Louis Lourioux began producing around 1902 in Foëcy, at the height of the Art Nouveau period. Imaginative and creative, he creates superb shaped pieces or decorations inspired by the plant or animal world. He is appointed as an Academy officer as an “art ceramist” in 1906. He then moves towards more sober production with geometric and Art Deco decorations and shapes. He will, like Émile Decœur, be very noted for the quality and variety of his enamels.

Imposed by his father as a partner in the Buchon et Legros porcelain factory, Louis Lourioux takes over its management in 1924. He quickly develops the company by creating original materials, shapes and patterns, combining ingenuity and technical mastery in his research Laboratory. The factory employes around two hundred workers in the 1920s.

He quickly orients his factory towards more artistic production with the help of the decorator Aristide Pipet and the sculptors Joé Descomps-Cormier and Charles Lemanceau. His productions will also be among the first pieces brought back from the wreck of the Titanic. He will also work for the workshops La Maîtrise (Galeries Lafayette) and Primavera (Le Printemps). He also exhibits his works in numerous fairs: Salon d'Automne 6 , the salon of decorative artists ...

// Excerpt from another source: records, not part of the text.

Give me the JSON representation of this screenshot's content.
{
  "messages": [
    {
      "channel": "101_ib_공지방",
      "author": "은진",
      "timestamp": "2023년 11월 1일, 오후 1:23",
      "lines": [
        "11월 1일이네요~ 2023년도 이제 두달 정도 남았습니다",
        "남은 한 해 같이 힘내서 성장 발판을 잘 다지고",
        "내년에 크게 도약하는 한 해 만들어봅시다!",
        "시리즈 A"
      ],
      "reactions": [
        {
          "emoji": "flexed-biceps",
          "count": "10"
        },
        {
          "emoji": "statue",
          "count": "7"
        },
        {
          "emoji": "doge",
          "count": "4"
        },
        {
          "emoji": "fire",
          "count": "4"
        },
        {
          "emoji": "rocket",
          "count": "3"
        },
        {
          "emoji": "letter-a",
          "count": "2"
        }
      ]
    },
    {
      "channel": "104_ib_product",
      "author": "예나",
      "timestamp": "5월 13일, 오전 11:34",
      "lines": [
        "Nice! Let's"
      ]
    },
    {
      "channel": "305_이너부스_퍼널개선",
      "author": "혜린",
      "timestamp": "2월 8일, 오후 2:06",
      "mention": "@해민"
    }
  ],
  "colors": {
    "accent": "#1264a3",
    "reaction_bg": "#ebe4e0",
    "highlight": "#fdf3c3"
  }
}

He is killed in a car accident in 1930. The factory is then taken over by his widow until 1949, then by a niece associated with the Lunéville earthenware factory before joining the group of the porcelain maker Deshoulières in 1968.